At that time, major advertising corporations threatened to sue the city when policy makers tried to stop them from proliferating our city with advertising and as a result, the city placed a prohibition on all new super graphic images and ‘mural signs’. Mural signs are defined as hand painted signs with less than 3% text.
Advertising giants claimed that the city was infringing on their right to commercial free speech, a right upheld by the U.S. Supreme Court since 1976. Under this law, city policy makers can only approve ‘signage’ based on time, place and manner, not content; essentially, policy makers do not have the right to distinguish the difference between art and advertising.
In 2007, L.A. policy makers were still looking at ‘content’ as a defining factor in their approval of signage which included fine art murals, however, in that year they chose to enforce the signage ban all together. As a result, a person, organization or community cannot attain a permit to create a new mural and can face fines as high as $2,000.00 or more if they do not remove what the city deems as ‘prohibited signage’.
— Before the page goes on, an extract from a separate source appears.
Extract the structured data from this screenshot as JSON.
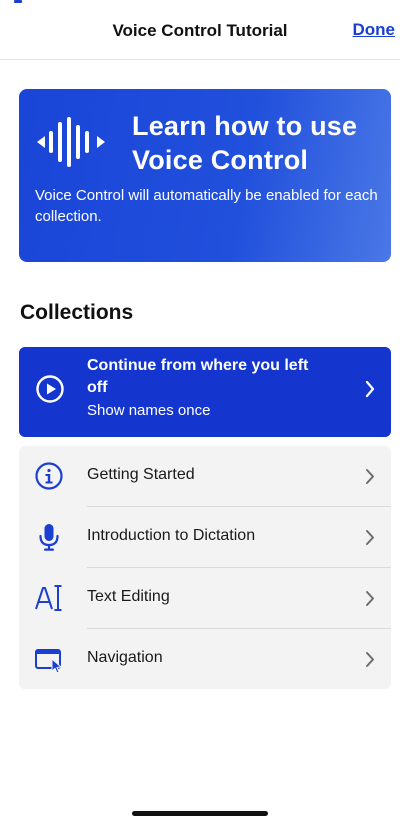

Today, advertisers are still ignoring the sign laws; super graphics, traditional billboards and digital billboards are still being installed, however, our city attorney is taking steps to take down some of the illegal signs. Although city fines are steep, the profits accrued from property owners ‘renting’ space to large corporate advertisers outweigh the fines and it is not clear whether the fines are even being paid.
Currently, new murals are prohibited on private property in the City of Los Angeles, which includes corporate property and much of our visual urban space. An estimated 1,500 murals once enhanced our public space are in under threat. For example, nearly 70% of the murals that SPARC created are are now gone, decaying, are covered in ‘tagging’ or being replaced with corporate advertising. New mural production on private property remains essentially illegal, however, the city deems it lawful to restore murals.
SPARC, in partnership with art organizations in Los Angeles, is currently working with city departments to find a way to create policies that will make mural production legal again in L.A. Meanwhile, corporate advertising giants continue to cover our city with ads while L.A’s legacy as the mural capital of the world is undermined.